Where we are slower is because we're being measured and purposeful, bringing our capabilities to market in a very disciplined form. Again, that speaks to trust and risk management.
We're really seeing even across the diverse types of clients that we have, there's a real appreciation now of bringing those risk management principles into this market. I don't know how many times we’ve heard the word “trust” used by our clients.
Our clients, they're always thinking about the next step. What’s important for our clients is not just the custody element of what we're doing. It's [also] the ability to add even more services as we start to see the market open up a little bit more.
We will meet that demand, whether it's execution, or other capabilities, driven by our clients and driven by our regulators. Clients don't want that bifurcation and the operational burden on them. But they also want to make sure that the basic principles of trust are in place and those are the guardrails we build on.
Crypto, of course, is a broad industry. Can you walk me through some of the assets your clients are interested in?
Specifically, what we're aligned with now is the ability to custody bitcoin and ether for a select number of U.S. clients. That's where our client demand is. The clients we’re partnering with to deliver this service had already made investments in those currencies and just needed a service provider.

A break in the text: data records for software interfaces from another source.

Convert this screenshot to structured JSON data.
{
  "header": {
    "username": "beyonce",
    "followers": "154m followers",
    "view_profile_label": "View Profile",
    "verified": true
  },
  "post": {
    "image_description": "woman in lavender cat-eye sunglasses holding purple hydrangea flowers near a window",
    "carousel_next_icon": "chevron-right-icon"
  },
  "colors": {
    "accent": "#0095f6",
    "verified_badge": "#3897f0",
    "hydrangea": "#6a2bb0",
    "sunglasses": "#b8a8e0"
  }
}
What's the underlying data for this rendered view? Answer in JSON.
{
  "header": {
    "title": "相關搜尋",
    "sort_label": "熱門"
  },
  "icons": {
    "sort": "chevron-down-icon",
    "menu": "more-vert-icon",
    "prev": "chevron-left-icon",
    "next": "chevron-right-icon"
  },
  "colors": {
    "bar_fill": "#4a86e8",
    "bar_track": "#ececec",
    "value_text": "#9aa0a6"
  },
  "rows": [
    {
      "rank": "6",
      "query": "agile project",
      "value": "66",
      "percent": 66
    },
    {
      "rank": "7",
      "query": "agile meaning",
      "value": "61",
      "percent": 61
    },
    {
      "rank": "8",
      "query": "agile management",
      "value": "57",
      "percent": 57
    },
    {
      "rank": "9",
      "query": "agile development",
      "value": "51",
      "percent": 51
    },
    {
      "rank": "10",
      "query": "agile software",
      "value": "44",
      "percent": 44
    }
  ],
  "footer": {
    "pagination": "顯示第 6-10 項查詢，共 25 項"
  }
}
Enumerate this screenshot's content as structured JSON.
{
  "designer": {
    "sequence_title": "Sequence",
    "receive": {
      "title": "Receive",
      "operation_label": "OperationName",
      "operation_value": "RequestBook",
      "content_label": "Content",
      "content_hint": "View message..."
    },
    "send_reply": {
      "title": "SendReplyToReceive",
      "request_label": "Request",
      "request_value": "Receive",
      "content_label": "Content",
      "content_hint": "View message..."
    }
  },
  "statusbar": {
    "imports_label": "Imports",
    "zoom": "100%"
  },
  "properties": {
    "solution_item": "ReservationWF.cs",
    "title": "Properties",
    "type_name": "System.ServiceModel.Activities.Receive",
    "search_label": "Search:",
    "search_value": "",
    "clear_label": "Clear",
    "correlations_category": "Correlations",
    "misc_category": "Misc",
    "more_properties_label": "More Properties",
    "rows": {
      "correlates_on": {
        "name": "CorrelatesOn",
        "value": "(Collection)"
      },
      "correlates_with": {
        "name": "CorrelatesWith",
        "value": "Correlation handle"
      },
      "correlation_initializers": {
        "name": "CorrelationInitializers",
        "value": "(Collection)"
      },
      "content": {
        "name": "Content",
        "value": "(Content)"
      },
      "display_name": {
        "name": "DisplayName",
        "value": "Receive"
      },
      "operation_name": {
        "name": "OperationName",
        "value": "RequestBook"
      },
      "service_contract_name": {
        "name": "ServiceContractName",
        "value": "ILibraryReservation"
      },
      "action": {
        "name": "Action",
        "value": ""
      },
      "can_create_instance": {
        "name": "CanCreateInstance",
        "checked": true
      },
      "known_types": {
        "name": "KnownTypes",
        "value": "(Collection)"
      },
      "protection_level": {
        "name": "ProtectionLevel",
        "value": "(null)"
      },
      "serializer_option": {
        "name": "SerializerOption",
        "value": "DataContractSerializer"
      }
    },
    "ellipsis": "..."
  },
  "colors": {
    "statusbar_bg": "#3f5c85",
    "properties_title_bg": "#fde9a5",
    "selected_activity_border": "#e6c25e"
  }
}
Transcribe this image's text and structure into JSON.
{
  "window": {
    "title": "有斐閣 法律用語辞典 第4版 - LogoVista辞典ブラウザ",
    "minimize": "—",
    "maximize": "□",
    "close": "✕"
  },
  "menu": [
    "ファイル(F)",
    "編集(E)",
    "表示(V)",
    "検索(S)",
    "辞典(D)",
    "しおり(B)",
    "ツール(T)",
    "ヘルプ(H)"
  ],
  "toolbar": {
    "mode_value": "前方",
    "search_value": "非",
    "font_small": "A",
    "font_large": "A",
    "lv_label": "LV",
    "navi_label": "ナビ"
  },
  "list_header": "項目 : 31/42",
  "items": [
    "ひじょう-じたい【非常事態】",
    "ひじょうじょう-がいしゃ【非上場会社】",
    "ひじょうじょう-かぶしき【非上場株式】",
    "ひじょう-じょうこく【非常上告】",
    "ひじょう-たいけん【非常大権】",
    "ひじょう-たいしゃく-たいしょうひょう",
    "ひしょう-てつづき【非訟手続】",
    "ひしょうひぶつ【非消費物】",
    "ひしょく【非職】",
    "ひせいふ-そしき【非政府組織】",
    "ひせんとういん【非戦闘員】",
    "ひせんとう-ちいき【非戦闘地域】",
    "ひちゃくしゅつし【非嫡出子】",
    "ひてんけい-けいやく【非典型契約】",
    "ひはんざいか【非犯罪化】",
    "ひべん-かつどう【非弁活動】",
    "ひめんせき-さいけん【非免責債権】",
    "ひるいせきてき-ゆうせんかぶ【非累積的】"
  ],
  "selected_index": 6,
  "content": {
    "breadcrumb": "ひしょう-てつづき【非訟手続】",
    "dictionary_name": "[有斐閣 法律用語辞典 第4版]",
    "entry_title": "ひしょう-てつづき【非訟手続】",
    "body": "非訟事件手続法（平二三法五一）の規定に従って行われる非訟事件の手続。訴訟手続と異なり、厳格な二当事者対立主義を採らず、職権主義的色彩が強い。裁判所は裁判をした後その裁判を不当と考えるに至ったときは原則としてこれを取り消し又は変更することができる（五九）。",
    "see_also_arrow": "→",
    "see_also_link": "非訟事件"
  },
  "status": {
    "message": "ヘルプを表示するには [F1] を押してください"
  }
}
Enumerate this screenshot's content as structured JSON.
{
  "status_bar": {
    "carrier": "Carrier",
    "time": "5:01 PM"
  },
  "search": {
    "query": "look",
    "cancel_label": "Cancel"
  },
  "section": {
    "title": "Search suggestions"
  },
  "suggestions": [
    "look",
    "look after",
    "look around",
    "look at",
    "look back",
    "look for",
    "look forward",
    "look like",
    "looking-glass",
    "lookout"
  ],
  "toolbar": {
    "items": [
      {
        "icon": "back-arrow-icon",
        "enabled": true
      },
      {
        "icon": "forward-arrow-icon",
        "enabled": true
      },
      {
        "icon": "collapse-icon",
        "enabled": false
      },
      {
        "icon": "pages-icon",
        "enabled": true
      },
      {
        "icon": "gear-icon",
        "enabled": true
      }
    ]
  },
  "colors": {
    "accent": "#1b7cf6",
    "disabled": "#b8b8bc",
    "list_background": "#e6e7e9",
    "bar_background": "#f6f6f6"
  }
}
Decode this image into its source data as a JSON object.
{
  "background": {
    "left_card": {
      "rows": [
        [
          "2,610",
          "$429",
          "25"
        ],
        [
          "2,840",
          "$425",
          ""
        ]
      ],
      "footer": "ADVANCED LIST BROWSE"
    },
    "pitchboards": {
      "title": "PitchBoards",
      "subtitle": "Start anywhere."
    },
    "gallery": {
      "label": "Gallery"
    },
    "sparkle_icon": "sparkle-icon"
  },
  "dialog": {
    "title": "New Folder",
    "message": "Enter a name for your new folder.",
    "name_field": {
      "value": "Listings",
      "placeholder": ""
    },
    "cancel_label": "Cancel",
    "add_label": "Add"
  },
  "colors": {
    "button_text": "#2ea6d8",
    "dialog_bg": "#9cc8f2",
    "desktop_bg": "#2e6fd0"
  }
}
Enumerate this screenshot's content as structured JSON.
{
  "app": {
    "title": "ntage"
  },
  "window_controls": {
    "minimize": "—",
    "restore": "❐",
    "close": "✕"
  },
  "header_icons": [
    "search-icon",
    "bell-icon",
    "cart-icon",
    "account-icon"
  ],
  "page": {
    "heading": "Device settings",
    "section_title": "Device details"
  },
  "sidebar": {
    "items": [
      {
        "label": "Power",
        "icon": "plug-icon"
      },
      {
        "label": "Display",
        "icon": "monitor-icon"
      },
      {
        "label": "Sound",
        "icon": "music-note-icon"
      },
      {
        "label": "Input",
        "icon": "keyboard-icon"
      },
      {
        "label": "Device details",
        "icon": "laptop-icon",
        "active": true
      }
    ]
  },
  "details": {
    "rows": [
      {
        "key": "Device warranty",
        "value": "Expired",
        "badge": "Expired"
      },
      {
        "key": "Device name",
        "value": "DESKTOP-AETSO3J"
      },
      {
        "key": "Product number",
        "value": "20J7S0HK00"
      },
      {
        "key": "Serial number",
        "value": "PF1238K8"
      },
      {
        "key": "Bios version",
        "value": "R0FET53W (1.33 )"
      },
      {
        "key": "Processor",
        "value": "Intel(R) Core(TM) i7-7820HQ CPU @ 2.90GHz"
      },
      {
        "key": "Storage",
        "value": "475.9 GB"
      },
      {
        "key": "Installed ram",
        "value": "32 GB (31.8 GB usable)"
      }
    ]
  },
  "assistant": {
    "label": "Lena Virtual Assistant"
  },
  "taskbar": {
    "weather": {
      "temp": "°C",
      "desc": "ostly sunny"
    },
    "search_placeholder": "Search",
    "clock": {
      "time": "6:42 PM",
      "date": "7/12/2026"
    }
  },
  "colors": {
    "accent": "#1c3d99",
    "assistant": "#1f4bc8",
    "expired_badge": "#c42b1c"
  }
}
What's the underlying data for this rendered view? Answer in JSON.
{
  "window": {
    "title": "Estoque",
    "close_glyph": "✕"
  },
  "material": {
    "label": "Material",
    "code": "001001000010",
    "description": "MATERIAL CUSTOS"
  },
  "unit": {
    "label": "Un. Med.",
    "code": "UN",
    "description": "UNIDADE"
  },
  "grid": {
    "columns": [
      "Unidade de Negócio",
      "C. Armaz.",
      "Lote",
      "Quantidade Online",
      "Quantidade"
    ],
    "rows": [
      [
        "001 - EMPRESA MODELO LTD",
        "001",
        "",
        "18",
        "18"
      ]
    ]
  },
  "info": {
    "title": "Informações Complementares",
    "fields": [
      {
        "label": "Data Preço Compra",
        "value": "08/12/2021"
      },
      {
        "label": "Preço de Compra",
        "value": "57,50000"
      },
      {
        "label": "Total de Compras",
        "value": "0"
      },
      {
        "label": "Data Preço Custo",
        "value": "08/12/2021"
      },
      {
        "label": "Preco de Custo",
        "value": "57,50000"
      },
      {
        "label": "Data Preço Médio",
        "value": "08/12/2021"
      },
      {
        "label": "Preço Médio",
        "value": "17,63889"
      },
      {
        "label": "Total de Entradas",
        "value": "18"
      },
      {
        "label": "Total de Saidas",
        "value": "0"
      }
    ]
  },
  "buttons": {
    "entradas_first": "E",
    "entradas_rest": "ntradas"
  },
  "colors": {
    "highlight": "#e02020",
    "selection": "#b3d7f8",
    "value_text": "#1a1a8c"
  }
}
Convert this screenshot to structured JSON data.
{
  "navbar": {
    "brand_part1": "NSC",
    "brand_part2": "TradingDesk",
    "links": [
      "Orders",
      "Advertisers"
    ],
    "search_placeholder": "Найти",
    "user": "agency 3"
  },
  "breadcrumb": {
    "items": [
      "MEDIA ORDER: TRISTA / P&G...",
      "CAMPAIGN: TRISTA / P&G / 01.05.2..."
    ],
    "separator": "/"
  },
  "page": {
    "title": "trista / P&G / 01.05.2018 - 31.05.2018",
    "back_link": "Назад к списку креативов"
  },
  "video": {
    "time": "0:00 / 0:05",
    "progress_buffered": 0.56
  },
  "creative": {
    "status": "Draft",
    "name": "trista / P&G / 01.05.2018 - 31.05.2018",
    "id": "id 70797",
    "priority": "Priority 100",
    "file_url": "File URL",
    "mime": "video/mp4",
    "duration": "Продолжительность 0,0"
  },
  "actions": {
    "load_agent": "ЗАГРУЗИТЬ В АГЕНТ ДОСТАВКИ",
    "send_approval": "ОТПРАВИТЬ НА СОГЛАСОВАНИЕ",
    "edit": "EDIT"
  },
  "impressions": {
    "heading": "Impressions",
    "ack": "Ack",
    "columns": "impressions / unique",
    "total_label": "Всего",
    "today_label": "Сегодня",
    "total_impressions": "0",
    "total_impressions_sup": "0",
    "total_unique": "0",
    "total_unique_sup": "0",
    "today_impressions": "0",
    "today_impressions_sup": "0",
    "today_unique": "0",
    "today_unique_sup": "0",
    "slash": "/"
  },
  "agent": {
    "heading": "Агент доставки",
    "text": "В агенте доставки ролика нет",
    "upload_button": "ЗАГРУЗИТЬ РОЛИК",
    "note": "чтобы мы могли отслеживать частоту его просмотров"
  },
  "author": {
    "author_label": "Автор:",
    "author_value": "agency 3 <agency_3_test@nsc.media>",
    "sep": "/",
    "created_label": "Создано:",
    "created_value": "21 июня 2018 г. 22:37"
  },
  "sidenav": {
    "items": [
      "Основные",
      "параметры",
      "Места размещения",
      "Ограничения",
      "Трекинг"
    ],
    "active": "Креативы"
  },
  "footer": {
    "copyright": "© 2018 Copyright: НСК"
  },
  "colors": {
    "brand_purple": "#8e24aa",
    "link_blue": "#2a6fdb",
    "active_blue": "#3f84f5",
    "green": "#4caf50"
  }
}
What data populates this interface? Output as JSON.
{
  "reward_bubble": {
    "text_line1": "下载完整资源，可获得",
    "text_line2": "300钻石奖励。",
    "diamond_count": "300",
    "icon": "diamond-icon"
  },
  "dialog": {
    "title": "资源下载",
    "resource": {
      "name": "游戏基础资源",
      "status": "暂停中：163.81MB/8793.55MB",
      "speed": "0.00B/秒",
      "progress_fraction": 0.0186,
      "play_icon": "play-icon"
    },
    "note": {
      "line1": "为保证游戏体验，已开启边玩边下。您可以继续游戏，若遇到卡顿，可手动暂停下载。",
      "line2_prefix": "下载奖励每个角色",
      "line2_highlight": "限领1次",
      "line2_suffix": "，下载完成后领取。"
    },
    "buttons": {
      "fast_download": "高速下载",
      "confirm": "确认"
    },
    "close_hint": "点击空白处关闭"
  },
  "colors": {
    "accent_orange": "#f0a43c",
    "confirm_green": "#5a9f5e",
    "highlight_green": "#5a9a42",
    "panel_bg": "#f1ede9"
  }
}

We will be very, very disciplined on the expansion of currencies outside of those two. Each currency brings its own unique risk profile. So we will be putting [those] through our protocols internally to assess if we feel like those currencies can actually meet the standards that we would expect, and therefore that we would service.
We will expand the offering past cryptocurrencies pending demand into other types of assets. We're seeing a lot of interesting projects in the bond space. We've got a lot of clients that are discussing tokenization of real assets with us.
I would say the tokenization side of the market is less mature. There are more POCs [proof of concepts] in that space than the crypto side. There are a lot more projects that are in either an ideation space, or are narrow projects that people that are starting to work on.
Can you talk about your own personal insight into bitcoin? I see you spent nearly 20 years at J.P. Morgan before moving to BNY just recently.
You're trying to age me. I was with J.P. Morgan for 18 years. I moved here over two years ago. I like to call myself a banking veteran.
I've always been on the product innovation side, starting in the trading desks, and then moving into derivatives clearing, collateral management, and the last five years in custody. So I've always specialized in innovating new products.
DLT [distributed ledger technology] is just another technology. The ability to move assets more efficiently is always something that would be attractive just given my role. A consistent part of my role over the different areas has been learning new technologies and seeing if those technologies actually solve some of the problems that exist in the industry.
One of the more interesting things about distributed ledger technology is how much that technology could aid in making current processes in the traditional space more efficient.
There's a segment of crypto that rejects the role of centralized major institutions like BNY and other banks. How do you plan to navigate that?
We're the world's largest custodian so we represent a large number of institutional clients. Our institutional clients are asking us to come into this space as a trusted provider with a track record of innovating and leveraging new technologies. So they're needing our institutional-grade standards to come into this market to help mature it in a safe and responsible way.
This asset class has become mainstream already, and we'll do our part to make sure it does so safely for our clients.